    1. Yeah, if the leftist extremists wanted a poster child for their anti-cop hatred, they probably could have chosen better than this mentally unstable guy whose own family had taken out RO’s against him.

      1. Where’s your evidence that his “own family had taken out RO’s against him?”

        Lying or stupidity, which is it?

        1. ML itself provided the evidence in their earlier piece. Here is the quote:

          “But two restraining orders filed by former friends offer a different narrative.

          Earlier this month, The San Francisco Superior Court partially granted his former friend, Arthur X. Vega, a restraining order against Nieto for allegedly shooting him with a Taser gun four times in front of his wife, documents show. Nieto also had a restraining order against Vega, according to documents.

          The court also granted Vega’s wife, Yajaira Barrera Estrada, a partial restraining order before the hearing date on April 11.”

          1. I used “family” in the broader sense i.e. family, friends and neighbors. RO’s aren’t usually taken out by against strangers.

            The point being that he had used his taser on people within his community, and had his civil rights restricted as a result.

  7. Please correct your typo: “100 or so activists and family members marched on Saturday afternoon” … it was clearly closer to 1000.

  8. “two restraining orders filed against Nieto for allegedly tasing two former friends”

    Yes as usual your “community” values has some skeletons in the closet….

    1. And even so, did he deserve to die? How at all is that relevant? Fact is, the cops’ actions were irresponsible and unjust to day the least. Situation would be quite different if it were someone of your “community.”

  9. Closer to 1000 people than 100 people. The largest community march/rally in recent memory, which combined outrage at the police shooting, celebration of our shared and diverse community values and spirit, and not quite somber mourning of Alex Nieto’s avoidable and premature death.

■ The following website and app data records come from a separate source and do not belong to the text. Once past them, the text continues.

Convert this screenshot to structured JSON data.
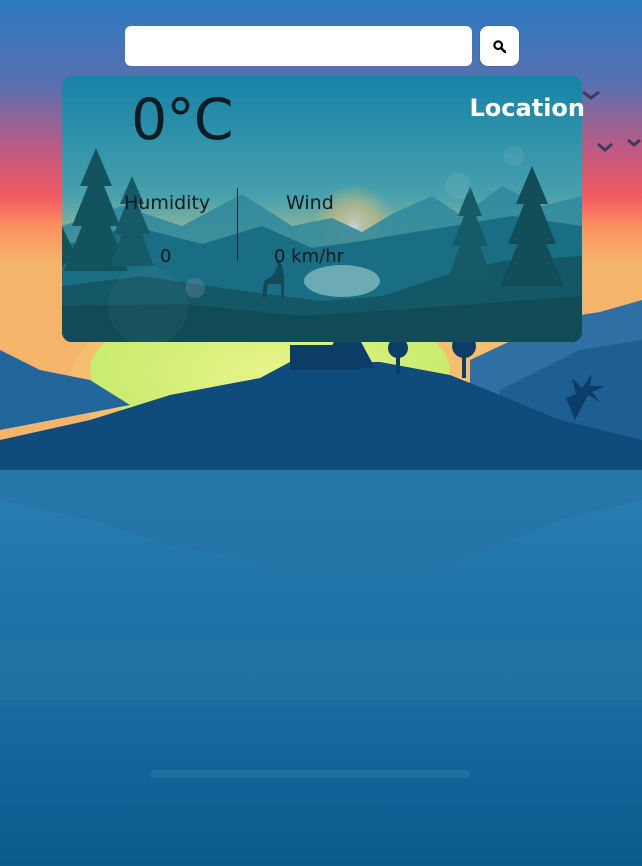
{
  "search": {
    "placeholder": "",
    "value": ""
  },
  "weather": {
    "temperature": "0°C",
    "location": "Location",
    "humidity_label": "Humidity",
    "humidity_value": "0",
    "wind_label": "Wind",
    "wind_value": "0 km/hr"
  },
  "icons": {
    "search_button": "search-icon"
  }
}
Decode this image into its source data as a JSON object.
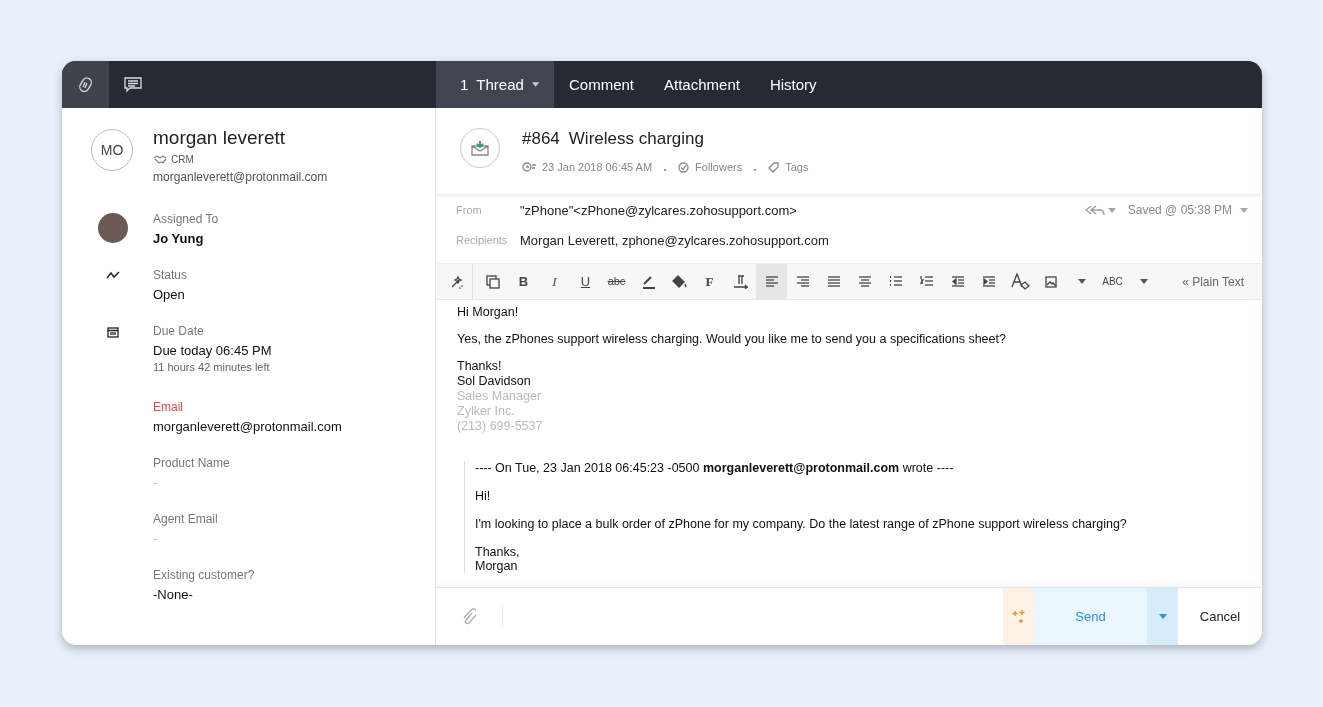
{
  "side_tabs": [
    {
      "kind": "clip",
      "selected": true
    },
    {
      "kind": "chat",
      "selected": false
    }
  ],
  "tabs": [
    {
      "count": "1",
      "label": "Thread",
      "selected": true,
      "dropdown": true
    },
    {
      "label": "Comment",
      "selected": false,
      "dropdown": false
    },
    {
      "label": "Attachment",
      "selected": false,
      "dropdown": false
    },
    {
      "label": "History",
      "selected": false,
      "dropdown": false
    }
  ],
  "contact": {
    "initials": "MO",
    "name": "morgan leverett",
    "source": "CRM",
    "email": "morganleverett@protonmail.com"
  },
  "fields": [
    {
      "kind": "avatar",
      "label": "Assigned To",
      "value": "Jo Yung",
      "bold": true,
      "required": false,
      "muted": false
    },
    {
      "kind": "status",
      "label": "Status",
      "value": "Open",
      "bold": false,
      "required": false,
      "muted": false
    },
    {
      "kind": "date",
      "label": "Due Date",
      "value": "Due today 06:45 PM",
      "note": "11 hours 42 minutes left",
      "bold": false,
      "required": false,
      "muted": false
    },
    {
      "kind": "plain",
      "label": "Email",
      "value": "morganleverett@protonmail.com",
      "bold": false,
      "required": true,
      "muted": false
    },
    {
      "kind": "plain",
      "label": "Product Name",
      "value": "-",
      "bold": false,
      "required": false,
      "muted": true
    },
    {
      "kind": "plain",
      "label": "Agent Email",
      "value": "-",
      "bold": false,
      "required": false,
      "muted": true
    },
    {
      "kind": "plain",
      "label": "Existing customer?",
      "value": "-None-",
      "bold": false,
      "required": false,
      "muted": false
    }
  ],
  "ticket": {
    "number": "#864",
    "title": "Wireless charging",
    "date": "23 Jan 2018 06:45 AM",
    "followers": "Followers",
    "tags": "Tags"
  },
  "composer": {
    "from_label": "From",
    "from": "\"zPhone\"<zPhone@zylcares.zohosupport.com>",
    "recipients_label": "Recipients",
    "recipients": "Morgan Leverett, zphone@zylcares.zohosupport.com",
    "saved": "Saved @ 05:38 PM"
  },
  "toolbar": [
    {
      "kind": "magic",
      "selected": false
    },
    {
      "kind": "copy",
      "selected": false
    },
    {
      "kind": "bold",
      "glyph": "B",
      "selected": false
    },
    {
      "kind": "italic",
      "glyph": "I",
      "selected": false
    },
    {
      "kind": "underline",
      "glyph": "U",
      "selected": false
    },
    {
      "kind": "strike",
      "glyph": "abc",
      "selected": false
    },
    {
      "kind": "font-color",
      "selected": false
    },
    {
      "kind": "fill",
      "selected": false
    },
    {
      "kind": "font",
      "glyph": "F",
      "selected": false
    },
    {
      "kind": "direction",
      "selected": false
    },
    {
      "kind": "align-left",
      "selected": true
    },
    {
      "kind": "align-right",
      "selected": false
    },
    {
      "kind": "justify",
      "selected": false
    },
    {
      "kind": "align-center",
      "selected": false
    },
    {
      "kind": "bullets",
      "selected": false
    },
    {
      "kind": "numbers",
      "selected": false
    },
    {
      "kind": "outdent",
      "selected": false
    },
    {
      "kind": "indent",
      "selected": false
    },
    {
      "kind": "clear",
      "selected": false
    },
    {
      "kind": "image",
      "selected": false
    },
    {
      "kind": "caret",
      "selected": false
    },
    {
      "kind": "spell",
      "glyph": "ABC",
      "selected": false
    },
    {
      "kind": "caret",
      "selected": false
    }
  ],
  "plain_text": "« Plain Text",
  "reply": {
    "greeting": "Hi Morgan!",
    "message": "Yes, the zPhones support wireless charging. Would you like me to send you a specifications sheet?",
    "signature": [
      {
        "text": "Thanks!",
        "muted": false
      },
      {
        "text": "Sol Davidson",
        "muted": false
      },
      {
        "text": "Sales Manager",
        "muted": true
      },
      {
        "text": "Zylker Inc.",
        "muted": true
      },
      {
        "text": "(213) 699-5537",
        "muted": true
      }
    ]
  },
  "quote": {
    "header": "---- On Tue, 23 Jan 2018 06:45:23 -0500 **morganleverett@protonmail.com**  wrote ----",
    "greeting": "Hi!",
    "message": "I'm looking to place a bulk order of zPhone for my company. Do the latest range of zPhone support wireless charging?",
    "closing": [
      "Thanks,",
      "Morgan"
    ]
  },
  "footer": {
    "send": "Send",
    "cancel": "Cancel"
  }
}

    1. Bu your #1 shared and diverse (I question “diverse” as you seen to hate and want to push out of the area higher income people that buy into and improve the neighborhood) value is cheap subsidized rent. That is really a poor and of low character “value”.

      1. Kevin, the implication appears to be that if a white guy had been killed, then that would not have been so tragic.

        1. The race baiter, who insists he never is the first to inject race into a discussion, strikes again by being the first to inject race into a discussion.

          Is anyone surprised?

          I attended the march/rally and the town hall meeting. I base my crowd estimate from personal experience. Look at the picture from the article. Many more than 100 people there, more than a half mile and a half hour into the march, in the rain, up a steep hill.

          1. Wrong again. you introduced race into it by whining about the “murder of a person of color” and bleating about “diversity”.

            All I did was call you out on your blatant race baiting and card playing.

          2. Only lying or stupidity can account for you misquoting me to deflect from your race baiting.

            Which is it?

          3. Easy to prove you wrong here, SFBoy. Your exact words: “celebration of our shared and diverse community values and spirit”

            Why is a protest against what appears to be a legitimate police action anything to do with “diversity” which, in your meaning, is about race.

            This isn’t a race issue but you are trying to make it one for political capital.

          4. Because the participants of the march reflected the diversity of our neighborhood’s residents in many aspects, not just ethnicity, but also age, class, and artistic affinity to name just a few.

            Why not just own up to your racism? It’s clear to almost everyone by your race baiting and, in the instance, the way you distorted and fabricated my statement.

          5. OK, so not you admit race is a part of this, having previously claimed that it is not.

            It is not.

    2. I’d put the figure at closer to 100 than 1,000 although I suppose it depends where when it passed you by.

      But if it were 1,000 that is one eight of one percent of the city.

      I give them credit for them behaving themselves though. If this were Oakland there’d be riots and hundreds arrested.